Task prompt: Below are the records; reproduce all of them exactly but without any images.

Input Block Start

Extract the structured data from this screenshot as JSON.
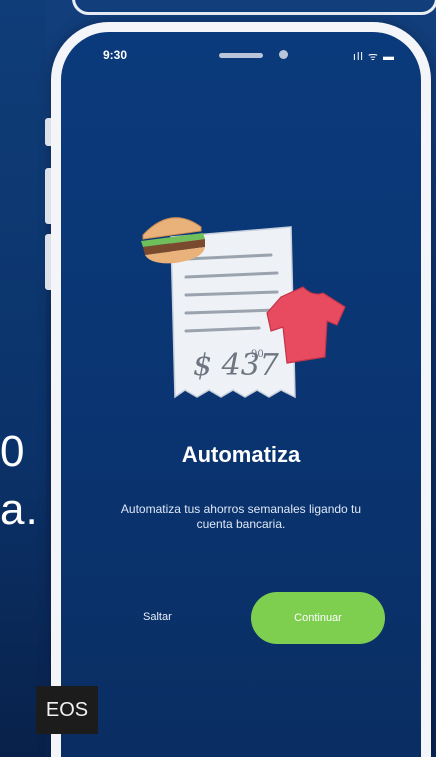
{
  "phone": {
    "status_time": "9:30",
    "status_icons": "ıll ᯤ ▬"
  },
  "illustration": {
    "amount_text": "$ 437",
    "amount_cents": "90",
    "icons": [
      "burger-icon",
      "receipt-icon",
      "tshirt-icon"
    ]
  },
  "screen": {
    "title": "Automatiza",
    "description": "Automatiza tus ahorros semanales ligando tu cuenta bancaria.",
    "skip_label": "Saltar",
    "continue_label": "Continuar"
  },
  "background": {
    "left_text_line1": "0",
    "left_text_line2": "a.",
    "badge_text": "EOS"
  },
  "colors": {
    "screen_bg": "#0b3a7c",
    "accent_green": "#7ecf4f",
    "receipt_tag": "#e84a5f"
  }
}
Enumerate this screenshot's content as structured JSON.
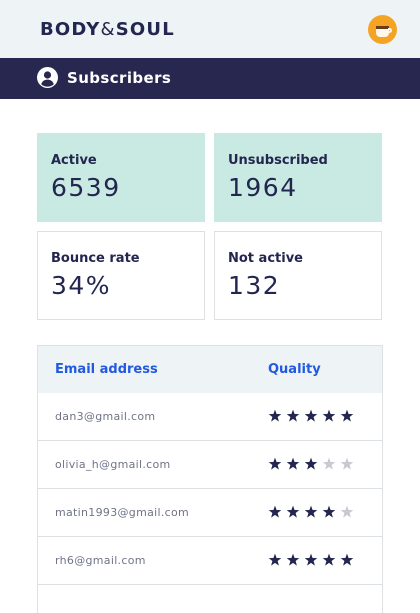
{
  "header": {
    "brand_left": "BODY",
    "brand_amp": "&",
    "brand_right": "SOUL"
  },
  "nav": {
    "title": "Subscribers"
  },
  "stats": {
    "active": {
      "label": "Active",
      "value": "6539"
    },
    "unsubscribed": {
      "label": "Unsubscribed",
      "value": "1964"
    },
    "bounce_rate": {
      "label": "Bounce rate",
      "value": "34%"
    },
    "not_active": {
      "label": "Not active",
      "value": "132"
    }
  },
  "table": {
    "headers": {
      "email": "Email address",
      "quality": "Quality"
    },
    "max_stars": 5,
    "rows": [
      {
        "email": "dan3@gmail.com",
        "quality": 5
      },
      {
        "email": "olivia_h@gmail.com",
        "quality": 3
      },
      {
        "email": "matin1993@gmail.com",
        "quality": 4
      },
      {
        "email": "rh6@gmail.com",
        "quality": 5
      }
    ]
  },
  "colors": {
    "navy": "#27274f",
    "accent_blue": "#2159e0",
    "mint": "#c8eae3",
    "star_filled": "#23264e",
    "star_empty": "#c7cad1"
  }
}
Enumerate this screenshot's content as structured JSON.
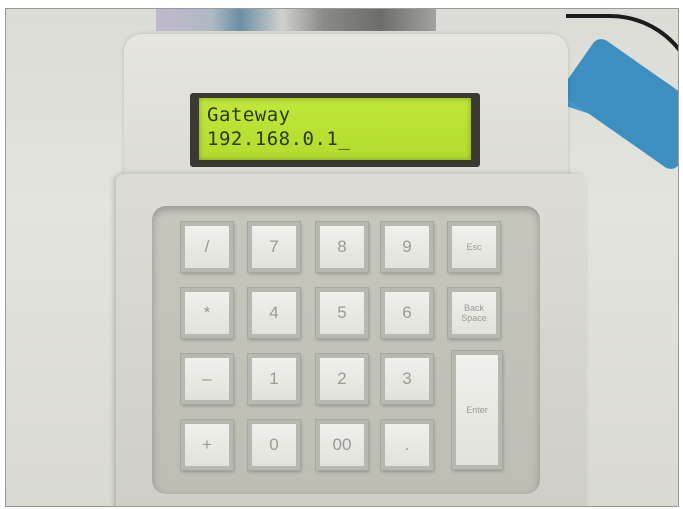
{
  "lcd": {
    "line1": "Gateway",
    "line2": "192.168.0.1_"
  },
  "keys": {
    "slash": "/",
    "seven": "7",
    "eight": "8",
    "nine": "9",
    "esc": "Esc",
    "asterisk": "*",
    "four": "4",
    "five": "5",
    "six": "6",
    "back_space_1": "Back",
    "back_space_2": "Space",
    "minus": "–",
    "one": "1",
    "two": "2",
    "three": "3",
    "enter": "Enter",
    "plus": "+",
    "zero": "0",
    "double_zero": "00",
    "dot": "."
  },
  "colors": {
    "lcd_background": "#b8e032",
    "lcd_text": "#2a3a10",
    "device_body": "#dcdcd5",
    "key_face": "#ececE8",
    "cable_blue": "#3f97c8"
  }
}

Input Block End

Task solution:
Extract the structured data from this screenshot as JSON.
{
  "phone": {
    "status_time": "9:30",
    "status_icons": "ıll ᯤ ▬"
  },
  "illustration": {
    "amount_text": "$ 437",
    "amount_cents": "90",
    "icons": [
      "burger-icon",
      "receipt-icon",
      "tshirt-icon"
    ]
  },
  "screen": {
    "title": "Automatiza",
    "description": "Automatiza tus ahorros semanales ligando tu cuenta bancaria.",
    "skip_label": "Saltar",
    "continue_label": "Continuar"
  },
  "background": {
    "left_text_line1": "0",
    "left_text_line2": "a.",
    "badge_text": "EOS"
  },
  "colors": {
    "screen_bg": "#0b3a7c",
    "accent_green": "#7ecf4f",
    "receipt_tag": "#e84a5f"
  }
}
Enumerate this screenshot's content as structured JSON.
{
  "header": {
    "brand_left": "BODY",
    "brand_amp": "&",
    "brand_right": "SOUL"
  },
  "nav": {
    "title": "Subscribers"
  },
  "stats": {
    "active": {
      "label": "Active",
      "value": "6539"
    },
    "unsubscribed": {
      "label": "Unsubscribed",
      "value": "1964"
    },
    "bounce_rate": {
      "label": "Bounce rate",
      "value": "34%"
    },
    "not_active": {
      "label": "Not active",
      "value": "132"
    }
  },
  "table": {
    "headers": {
      "email": "Email address",
      "quality": "Quality"
    },
    "max_stars": 5,
    "rows": [
      {
        "email": "dan3@gmail.com",
        "quality": 5
      },
      {
        "email": "olivia_h@gmail.com",
        "quality": 3
      },
      {
        "email": "matin1993@gmail.com",
        "quality": 4
      },
      {
        "email": "rh6@gmail.com",
        "quality": 5
      }
    ]
  },
  "colors": {
    "navy": "#27274f",
    "accent_blue": "#2159e0",
    "mint": "#c8eae3",
    "star_filled": "#23264e",
    "star_empty": "#c7cad1"
  }
}
Enumerate this screenshot's content as structured JSON.
{
  "lcd": {
    "line1": "Gateway",
    "line2": "192.168.0.1_"
  },
  "keys": {
    "slash": "/",
    "seven": "7",
    "eight": "8",
    "nine": "9",
    "esc": "Esc",
    "asterisk": "*",
    "four": "4",
    "five": "5",
    "six": "6",
    "back_space_1": "Back",
    "back_space_2": "Space",
    "minus": "–",
    "one": "1",
    "two": "2",
    "three": "3",
    "enter": "Enter",
    "plus": "+",
    "zero": "0",
    "double_zero": "00",
    "dot": "."
  },
  "colors": {
    "lcd_background": "#b8e032",
    "lcd_text": "#2a3a10",
    "device_body": "#dcdcd5",
    "key_face": "#ececE8",
    "cable_blue": "#3f97c8"
  }
}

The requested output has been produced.